Enhanced redundancy policies are often viewed by employers as being discretionary. However, it’s not unusual for such policies to be implied into employees’ contracts by custom and practice. Determining when this has happened is tricky but a recent case has demonstrated that a wide range of factors need to be considered. If your organisation has faced (or may face) employees making such claims, it’s worth bearing in mind the following guidelines:
- if enhanced redundancy payments have been made frequently over a long period then it more likely the policy will have become contractual;
- if the way that enhanced payments are calculated has typically varied then this will point towards a non-contractual policy;
- if there is widespread knowledge amongst the workforce that they are entitled to an enhanced payment then this suggests the policy may be contractual;
- if the policy uses clear language that it is non-contractual and discretionary then this should be persuasive if it would hard to see how employees could reasonably consider the policy to be contractual;

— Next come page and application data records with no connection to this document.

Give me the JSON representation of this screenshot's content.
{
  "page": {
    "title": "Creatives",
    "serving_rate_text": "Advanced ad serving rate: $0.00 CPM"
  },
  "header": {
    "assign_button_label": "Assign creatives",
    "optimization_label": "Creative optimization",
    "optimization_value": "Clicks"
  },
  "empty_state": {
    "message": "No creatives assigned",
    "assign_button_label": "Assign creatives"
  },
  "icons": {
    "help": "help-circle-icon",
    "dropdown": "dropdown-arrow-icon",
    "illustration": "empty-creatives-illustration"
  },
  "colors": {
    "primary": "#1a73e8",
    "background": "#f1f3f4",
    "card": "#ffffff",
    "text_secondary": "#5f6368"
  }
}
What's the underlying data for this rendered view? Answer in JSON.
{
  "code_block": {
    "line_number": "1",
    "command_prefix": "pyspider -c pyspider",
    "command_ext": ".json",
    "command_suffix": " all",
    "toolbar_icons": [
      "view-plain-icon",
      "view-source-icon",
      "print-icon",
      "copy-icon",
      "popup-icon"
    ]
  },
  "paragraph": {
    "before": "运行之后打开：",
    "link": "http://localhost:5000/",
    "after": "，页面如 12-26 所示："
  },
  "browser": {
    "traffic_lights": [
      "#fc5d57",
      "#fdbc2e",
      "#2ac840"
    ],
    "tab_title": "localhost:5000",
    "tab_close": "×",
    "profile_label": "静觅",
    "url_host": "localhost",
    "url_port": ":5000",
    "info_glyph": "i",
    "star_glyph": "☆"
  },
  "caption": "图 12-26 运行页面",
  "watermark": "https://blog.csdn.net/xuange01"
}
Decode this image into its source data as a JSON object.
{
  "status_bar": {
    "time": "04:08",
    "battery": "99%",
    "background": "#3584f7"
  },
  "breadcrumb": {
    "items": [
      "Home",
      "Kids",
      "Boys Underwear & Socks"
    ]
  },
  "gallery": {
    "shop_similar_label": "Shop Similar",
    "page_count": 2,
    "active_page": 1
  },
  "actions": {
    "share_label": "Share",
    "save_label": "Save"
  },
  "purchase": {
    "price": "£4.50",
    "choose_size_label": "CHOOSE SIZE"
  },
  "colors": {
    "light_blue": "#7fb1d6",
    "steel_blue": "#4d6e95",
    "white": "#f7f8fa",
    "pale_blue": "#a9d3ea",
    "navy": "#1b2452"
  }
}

- if an employment contract expressly states that there is no contractual enhanced redundancy policy then this should significantly reduce the threat of enhanced terms being implied into the contract.